Some years ago (2004 to be precise), I took a train from Thessaloniki, Greece to Sofia, Bulgaria. Bulgaria was not yet part of the EU and did not have a lot of tourism then. That was part of what made it interesting to me. It also meant that the handful of tourists found one another and exchanged tips. And part of those tips had to do with "gypsies" and watching out for them.
The problem I had was that I had actually broken bread with a Roma king and I didn't necessarily share that bias. There is certainly a crime problem in that community, but the problem is not one of inherent criminality but of discrimination that often leaves crime as the only option. The long term solutions have to involve removing that discrimination and providing opportunities for education and advancement. At the same time, I would have been a fool to ignore the risk of being robbed by kids trying to distract me by waving newspapers in my face and other similar tricks.
The situation with police and African-Americans here is similar. We really don’t live in a world of equal opportunity and some of those conditions lead to higher rates of criminal behavior in some communities. It is not surprising that police, who see the seamier side of things, get conditioned to expecting violence and it may well be unreasonable for them to ignore the risks. Again, the long term solutions involve creating opportunities and eliminating discrimination.
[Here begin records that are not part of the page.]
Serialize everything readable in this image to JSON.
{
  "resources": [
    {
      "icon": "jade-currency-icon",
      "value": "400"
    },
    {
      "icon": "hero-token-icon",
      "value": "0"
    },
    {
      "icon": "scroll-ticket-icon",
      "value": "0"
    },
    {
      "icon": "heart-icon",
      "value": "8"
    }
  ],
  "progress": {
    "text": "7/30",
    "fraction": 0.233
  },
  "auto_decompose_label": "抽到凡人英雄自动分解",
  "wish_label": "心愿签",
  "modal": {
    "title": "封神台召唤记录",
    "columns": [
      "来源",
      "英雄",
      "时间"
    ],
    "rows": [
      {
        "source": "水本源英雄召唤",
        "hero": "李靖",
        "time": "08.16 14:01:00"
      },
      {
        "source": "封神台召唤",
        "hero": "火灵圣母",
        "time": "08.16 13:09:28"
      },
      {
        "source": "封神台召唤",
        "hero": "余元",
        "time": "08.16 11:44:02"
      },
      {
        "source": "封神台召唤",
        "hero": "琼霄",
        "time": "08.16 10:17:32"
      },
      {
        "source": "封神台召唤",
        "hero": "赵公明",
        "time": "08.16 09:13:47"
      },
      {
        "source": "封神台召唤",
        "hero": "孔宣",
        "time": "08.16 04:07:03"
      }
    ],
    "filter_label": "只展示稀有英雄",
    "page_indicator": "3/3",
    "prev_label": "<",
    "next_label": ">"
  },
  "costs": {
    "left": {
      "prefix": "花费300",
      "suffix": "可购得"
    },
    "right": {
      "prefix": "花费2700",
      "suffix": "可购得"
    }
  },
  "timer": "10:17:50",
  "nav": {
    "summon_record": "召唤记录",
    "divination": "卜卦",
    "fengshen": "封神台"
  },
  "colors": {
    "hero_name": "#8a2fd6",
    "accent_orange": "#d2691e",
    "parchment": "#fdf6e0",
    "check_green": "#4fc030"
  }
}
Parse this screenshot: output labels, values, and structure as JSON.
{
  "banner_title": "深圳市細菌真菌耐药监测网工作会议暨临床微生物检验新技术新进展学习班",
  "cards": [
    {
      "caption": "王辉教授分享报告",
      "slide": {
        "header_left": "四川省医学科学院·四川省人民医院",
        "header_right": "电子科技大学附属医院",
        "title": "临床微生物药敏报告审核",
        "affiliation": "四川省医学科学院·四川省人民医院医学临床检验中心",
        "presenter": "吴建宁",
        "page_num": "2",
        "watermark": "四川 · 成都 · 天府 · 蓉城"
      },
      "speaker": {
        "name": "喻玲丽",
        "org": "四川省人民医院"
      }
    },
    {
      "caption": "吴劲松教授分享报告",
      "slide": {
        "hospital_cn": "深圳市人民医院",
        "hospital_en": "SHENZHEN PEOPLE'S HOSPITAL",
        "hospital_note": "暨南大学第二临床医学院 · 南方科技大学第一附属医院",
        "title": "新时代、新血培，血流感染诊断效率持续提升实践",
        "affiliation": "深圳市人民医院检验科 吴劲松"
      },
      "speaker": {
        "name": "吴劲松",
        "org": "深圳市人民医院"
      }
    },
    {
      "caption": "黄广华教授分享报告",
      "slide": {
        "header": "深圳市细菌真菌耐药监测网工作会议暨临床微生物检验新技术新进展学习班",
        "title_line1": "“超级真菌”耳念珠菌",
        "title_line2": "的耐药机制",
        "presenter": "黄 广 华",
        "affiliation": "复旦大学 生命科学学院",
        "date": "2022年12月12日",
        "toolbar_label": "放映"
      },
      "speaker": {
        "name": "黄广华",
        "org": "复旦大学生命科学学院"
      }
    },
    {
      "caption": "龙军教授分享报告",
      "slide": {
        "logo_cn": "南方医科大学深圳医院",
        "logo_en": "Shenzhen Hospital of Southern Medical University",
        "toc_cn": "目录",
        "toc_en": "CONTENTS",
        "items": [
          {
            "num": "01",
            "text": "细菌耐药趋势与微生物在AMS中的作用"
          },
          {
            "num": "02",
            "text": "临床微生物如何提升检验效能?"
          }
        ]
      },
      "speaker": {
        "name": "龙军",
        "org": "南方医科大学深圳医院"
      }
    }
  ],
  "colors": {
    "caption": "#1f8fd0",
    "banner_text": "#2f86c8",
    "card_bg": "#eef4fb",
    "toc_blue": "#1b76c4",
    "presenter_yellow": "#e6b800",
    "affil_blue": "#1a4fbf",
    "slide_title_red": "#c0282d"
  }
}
Unfortunately, there are no good or obvious short term solutions. We’re in a vicious cycle.